Transcription factors (TFs) are important components of gene regulatory networks. They bind to short degenerate DNA motifs, activating or inhibiting their target genes by either recruiting the transcriptional machinery or blocking it. The general principles of transcription regulation were first deduced from studies of the lac operon system in E. coli by Jacob and Monod. They showed that the lac operon has cis-acting elements in a promoter region that are controlled by trans-acting proteins that bind to these regulator elements, either activating or repressing transcription.
TFs make up a significant percentage of the human genome, about 6 to 10%. However, only a small percentage of the DNA motifs that these TFs bind have been determined. TFs also play an important role in disease. For instance, TFs are over represented among oncogenes. A third of the genes linked to birth defects in OMIM are transcription factors.
There are many different types of transcription factors that utilize a wide variety of protein folds to bind DNA and recognize specific sites. The two largest transcription factor families in most metazoan genomes are the C2H2 zinc finger (hereafter referred to as ZF) family and the homeodomain transcription factor family.
Both of homeodomain transcription factors and zinc finger families utilize a relatively small set of key residues to bind to DNA specifically, and they are capable of binding to a wide variety of different types of binding sites.
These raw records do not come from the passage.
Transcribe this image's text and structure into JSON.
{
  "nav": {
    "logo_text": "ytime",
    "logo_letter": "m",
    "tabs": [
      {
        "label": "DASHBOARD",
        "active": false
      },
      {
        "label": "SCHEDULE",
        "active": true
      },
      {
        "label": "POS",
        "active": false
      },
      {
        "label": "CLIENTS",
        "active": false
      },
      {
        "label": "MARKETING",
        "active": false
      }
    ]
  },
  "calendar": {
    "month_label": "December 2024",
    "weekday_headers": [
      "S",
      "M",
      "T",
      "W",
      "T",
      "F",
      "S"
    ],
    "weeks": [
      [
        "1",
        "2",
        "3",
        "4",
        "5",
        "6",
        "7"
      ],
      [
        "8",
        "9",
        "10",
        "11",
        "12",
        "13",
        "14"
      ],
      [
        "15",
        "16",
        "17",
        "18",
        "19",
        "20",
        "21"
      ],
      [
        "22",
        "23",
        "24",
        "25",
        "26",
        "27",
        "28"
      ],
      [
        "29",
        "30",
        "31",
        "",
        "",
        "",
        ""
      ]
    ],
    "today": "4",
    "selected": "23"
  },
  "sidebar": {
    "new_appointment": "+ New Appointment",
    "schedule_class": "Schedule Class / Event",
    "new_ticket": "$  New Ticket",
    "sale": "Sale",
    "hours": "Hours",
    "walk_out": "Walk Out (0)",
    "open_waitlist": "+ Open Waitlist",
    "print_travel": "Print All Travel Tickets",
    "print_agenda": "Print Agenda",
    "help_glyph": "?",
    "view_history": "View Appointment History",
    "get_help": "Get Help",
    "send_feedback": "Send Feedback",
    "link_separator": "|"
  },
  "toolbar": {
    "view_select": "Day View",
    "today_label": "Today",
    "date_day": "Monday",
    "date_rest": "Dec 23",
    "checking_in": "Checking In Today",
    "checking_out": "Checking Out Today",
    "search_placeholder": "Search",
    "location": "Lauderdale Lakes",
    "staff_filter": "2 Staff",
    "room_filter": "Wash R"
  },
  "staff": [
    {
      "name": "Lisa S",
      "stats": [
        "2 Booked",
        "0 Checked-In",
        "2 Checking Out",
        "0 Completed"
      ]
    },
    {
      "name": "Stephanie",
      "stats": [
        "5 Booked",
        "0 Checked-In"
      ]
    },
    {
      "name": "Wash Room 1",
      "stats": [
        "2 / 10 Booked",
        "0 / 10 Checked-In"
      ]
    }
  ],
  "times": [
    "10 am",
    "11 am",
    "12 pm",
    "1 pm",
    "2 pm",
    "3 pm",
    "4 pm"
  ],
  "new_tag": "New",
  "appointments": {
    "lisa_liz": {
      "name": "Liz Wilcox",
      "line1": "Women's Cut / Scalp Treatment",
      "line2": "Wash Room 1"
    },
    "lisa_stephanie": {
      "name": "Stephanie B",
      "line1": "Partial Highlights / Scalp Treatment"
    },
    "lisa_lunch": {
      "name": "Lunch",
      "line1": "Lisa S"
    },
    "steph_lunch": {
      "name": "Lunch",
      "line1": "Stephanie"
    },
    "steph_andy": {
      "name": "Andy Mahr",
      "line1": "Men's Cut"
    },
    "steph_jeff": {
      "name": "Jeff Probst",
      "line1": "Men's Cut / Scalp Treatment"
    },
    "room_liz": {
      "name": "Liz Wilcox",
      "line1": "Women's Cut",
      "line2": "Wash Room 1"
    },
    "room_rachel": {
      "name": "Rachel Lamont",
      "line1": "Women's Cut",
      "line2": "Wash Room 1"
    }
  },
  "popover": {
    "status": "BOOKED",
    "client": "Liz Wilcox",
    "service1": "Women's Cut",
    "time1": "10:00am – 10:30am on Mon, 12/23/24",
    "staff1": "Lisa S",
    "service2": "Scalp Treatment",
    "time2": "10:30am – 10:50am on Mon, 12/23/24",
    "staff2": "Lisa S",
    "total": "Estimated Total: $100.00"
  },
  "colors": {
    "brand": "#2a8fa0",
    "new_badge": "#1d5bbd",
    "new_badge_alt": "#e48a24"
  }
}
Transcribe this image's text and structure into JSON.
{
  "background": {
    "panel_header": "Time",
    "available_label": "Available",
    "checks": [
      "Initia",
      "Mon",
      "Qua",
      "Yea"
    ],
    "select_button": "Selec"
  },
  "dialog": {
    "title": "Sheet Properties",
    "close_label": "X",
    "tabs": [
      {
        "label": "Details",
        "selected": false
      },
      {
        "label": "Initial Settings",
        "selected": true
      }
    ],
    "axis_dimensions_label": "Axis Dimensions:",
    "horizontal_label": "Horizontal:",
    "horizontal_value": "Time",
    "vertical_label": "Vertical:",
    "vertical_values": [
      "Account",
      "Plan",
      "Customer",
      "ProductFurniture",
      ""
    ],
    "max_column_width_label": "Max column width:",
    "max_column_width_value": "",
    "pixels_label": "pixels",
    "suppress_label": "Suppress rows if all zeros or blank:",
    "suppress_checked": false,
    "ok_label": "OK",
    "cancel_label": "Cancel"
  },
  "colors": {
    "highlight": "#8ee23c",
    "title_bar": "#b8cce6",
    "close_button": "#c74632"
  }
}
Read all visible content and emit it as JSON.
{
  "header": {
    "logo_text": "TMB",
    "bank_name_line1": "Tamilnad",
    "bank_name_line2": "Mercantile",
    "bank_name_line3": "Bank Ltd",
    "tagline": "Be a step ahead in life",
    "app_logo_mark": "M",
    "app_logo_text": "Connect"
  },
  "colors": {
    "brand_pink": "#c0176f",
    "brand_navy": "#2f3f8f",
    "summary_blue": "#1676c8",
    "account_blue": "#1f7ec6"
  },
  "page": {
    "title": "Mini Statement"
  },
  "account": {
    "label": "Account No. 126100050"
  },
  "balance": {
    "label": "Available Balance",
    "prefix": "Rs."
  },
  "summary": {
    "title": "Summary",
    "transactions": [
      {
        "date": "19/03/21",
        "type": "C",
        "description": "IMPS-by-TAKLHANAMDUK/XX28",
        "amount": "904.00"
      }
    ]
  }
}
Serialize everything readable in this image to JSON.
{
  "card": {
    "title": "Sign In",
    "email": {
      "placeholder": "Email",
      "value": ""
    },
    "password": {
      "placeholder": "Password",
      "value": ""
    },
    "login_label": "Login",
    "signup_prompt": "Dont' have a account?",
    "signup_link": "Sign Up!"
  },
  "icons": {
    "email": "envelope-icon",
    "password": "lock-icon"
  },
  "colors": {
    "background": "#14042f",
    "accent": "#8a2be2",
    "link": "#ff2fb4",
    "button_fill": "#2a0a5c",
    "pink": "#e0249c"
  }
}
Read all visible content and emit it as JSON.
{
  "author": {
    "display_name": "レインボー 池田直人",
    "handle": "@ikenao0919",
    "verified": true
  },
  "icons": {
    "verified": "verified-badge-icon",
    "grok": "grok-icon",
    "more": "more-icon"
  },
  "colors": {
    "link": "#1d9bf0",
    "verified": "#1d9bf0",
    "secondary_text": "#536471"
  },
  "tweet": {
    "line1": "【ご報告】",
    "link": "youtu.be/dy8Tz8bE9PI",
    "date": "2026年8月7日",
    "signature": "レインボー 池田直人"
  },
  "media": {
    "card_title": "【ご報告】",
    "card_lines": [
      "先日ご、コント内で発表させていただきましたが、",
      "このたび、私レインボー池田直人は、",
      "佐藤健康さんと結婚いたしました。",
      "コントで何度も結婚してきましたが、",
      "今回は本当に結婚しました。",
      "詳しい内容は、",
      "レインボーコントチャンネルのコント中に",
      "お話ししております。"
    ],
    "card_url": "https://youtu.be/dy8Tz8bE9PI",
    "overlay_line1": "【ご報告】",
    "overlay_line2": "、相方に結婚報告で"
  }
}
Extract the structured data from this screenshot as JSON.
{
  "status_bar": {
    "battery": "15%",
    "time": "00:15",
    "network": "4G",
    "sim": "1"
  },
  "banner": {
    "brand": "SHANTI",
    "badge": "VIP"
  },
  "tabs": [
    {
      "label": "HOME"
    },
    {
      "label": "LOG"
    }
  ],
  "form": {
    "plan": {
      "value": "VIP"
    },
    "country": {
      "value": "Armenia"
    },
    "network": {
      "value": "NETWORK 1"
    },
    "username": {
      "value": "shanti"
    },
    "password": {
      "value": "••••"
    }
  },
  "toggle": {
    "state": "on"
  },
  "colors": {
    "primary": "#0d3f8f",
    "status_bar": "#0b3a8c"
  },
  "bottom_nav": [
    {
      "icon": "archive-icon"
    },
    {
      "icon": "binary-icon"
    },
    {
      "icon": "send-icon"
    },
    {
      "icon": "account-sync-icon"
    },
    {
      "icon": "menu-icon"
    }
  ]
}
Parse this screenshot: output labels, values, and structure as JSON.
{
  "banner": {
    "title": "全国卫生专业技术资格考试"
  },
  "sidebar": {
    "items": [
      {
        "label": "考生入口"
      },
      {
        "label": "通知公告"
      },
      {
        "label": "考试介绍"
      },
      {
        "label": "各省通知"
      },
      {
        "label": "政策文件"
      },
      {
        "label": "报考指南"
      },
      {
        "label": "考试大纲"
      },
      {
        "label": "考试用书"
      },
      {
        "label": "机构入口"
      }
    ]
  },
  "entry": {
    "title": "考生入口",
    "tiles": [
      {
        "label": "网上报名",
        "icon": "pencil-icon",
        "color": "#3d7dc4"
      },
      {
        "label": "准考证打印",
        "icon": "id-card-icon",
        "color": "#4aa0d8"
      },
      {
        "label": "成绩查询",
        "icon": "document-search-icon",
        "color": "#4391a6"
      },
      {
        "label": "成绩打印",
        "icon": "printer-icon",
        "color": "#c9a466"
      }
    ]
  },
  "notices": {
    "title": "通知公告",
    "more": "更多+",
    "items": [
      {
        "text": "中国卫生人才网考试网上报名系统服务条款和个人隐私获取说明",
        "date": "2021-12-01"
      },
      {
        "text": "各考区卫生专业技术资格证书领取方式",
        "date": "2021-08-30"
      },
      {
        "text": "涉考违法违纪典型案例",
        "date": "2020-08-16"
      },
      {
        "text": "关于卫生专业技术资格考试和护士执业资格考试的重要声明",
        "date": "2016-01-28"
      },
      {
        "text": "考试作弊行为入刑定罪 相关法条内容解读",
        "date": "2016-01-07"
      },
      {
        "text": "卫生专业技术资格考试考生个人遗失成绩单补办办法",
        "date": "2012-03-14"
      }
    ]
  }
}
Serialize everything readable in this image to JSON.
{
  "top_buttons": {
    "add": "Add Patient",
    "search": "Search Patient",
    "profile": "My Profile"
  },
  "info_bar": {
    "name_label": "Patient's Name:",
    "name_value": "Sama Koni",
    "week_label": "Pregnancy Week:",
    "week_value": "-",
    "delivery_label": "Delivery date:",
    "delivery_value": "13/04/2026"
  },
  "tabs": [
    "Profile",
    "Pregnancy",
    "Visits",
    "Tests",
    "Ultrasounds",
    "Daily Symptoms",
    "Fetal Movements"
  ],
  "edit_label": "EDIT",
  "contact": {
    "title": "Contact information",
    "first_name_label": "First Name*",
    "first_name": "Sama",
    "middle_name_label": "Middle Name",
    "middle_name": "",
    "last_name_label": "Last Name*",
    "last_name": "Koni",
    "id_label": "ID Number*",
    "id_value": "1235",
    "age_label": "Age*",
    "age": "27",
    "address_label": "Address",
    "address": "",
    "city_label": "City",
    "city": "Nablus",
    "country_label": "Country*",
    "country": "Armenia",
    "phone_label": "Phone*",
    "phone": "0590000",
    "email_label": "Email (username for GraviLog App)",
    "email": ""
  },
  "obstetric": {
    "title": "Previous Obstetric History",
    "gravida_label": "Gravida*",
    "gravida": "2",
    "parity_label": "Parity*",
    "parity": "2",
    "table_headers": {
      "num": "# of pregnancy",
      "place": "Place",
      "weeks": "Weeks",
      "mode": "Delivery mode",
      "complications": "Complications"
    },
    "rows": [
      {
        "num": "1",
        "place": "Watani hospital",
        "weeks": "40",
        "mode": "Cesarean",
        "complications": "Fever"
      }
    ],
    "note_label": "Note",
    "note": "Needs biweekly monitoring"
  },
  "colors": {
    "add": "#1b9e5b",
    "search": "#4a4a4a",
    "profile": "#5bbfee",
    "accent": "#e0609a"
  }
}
It has been proposed that this ability to bind a wide array of possible DNA motifs is why these families have expanded so quickly. The reasoning is that if only a few mutations at key residues can lead to a wide variety of different binding specificities, than a TF family should be able to expand through duplication successfully.
The homeodomain transcription factor and ZF are both relatively small domains, 30 and 60 amino acids long, respectively. Both families use an alpha helix, or recognition helix, to bind in the major groove. Homeodomain transcription factor proteins also bind in the minor groove via an N-terminal arm. ZF proteins generally contain tandem repeats of ZF domains that bind to overlapping subsites. The homeodomain transcription factor family is a subfamily of the HTH class of proteins, which are very abundant in prokaryotic genomes.
Insights into the mechanisms of sequence-specific DNA binding by homeodomains have been provided by the three-dimensional structures of individual protein-DNA complexes coupled with directed mutagenesis and biochemical analysis. The homeodomain consists of approximately 60 amino acids that fold into a stable 3-helix bundle preceded by a flexible N-terminal arm. Interactions with a 5 to 7 base pair DNA binding site are formed by positioning a single “recognition” helix in the major groove and the N-terminal arm in the minor groove. Despite a common DNA-binding architecture, there is significant variation in the sequence composition within the homeodomain family; for example the two superclasses of homeodomains, denoted as typical and atypical, share low sequence identity and recognize substantially different DNA sequences, yet their docking with the DNA is nearly identical. This conserved binding geometry allows differences in amino acid sequence and DNA-binding specificity for various homeodomains to be interpreted within a common structural framework. Residues at positions 2, 3 and 5-8 on the N-terminal arm, as well as residues at positions 47, 50, 51, 54 and 55 on the recognition helix, can all contribute to DNA-binding specificity.
How specific sequence variations between homeodomains lead to different recognition preferences has been defined in several cases. Seminal experiments demonstrated that Lys50 promotes recognition of TAATCC by the Bicoid class of homeodomains instead of the TAAT(T/G)(A/G) recognized by the Gln50-containing Antp and En classes. Beachy and colleagues mapped differences in binding site position 2 specificity for the posterior HOX protein AbdB (TTATGG) and more anterior HOX family members (TAATGG) to amino acids at positions 3, 6 and 7 in the N-terminal arm. Interestingly, substitutions at amino acids that overlap with these positions (6-8) are sufficient to switch the specificity of an NK-2 type homeodomain (CAAGTG) to the specificity of an Antp-type homeodomain (T AAGTG) at the neighboring base, binding site position 1. This complexity is not limited to the N-terminal arm, as residues at different amino acid positions, such as 47 and 54, can potentially contact the same base pair. This diversity in potential recognition contacts has hindered efforts to globally reengineer homeodomain specificity. Consequently, a comprehensive description of the determinants of homeodomain DNA-binding specificity remains an important goal.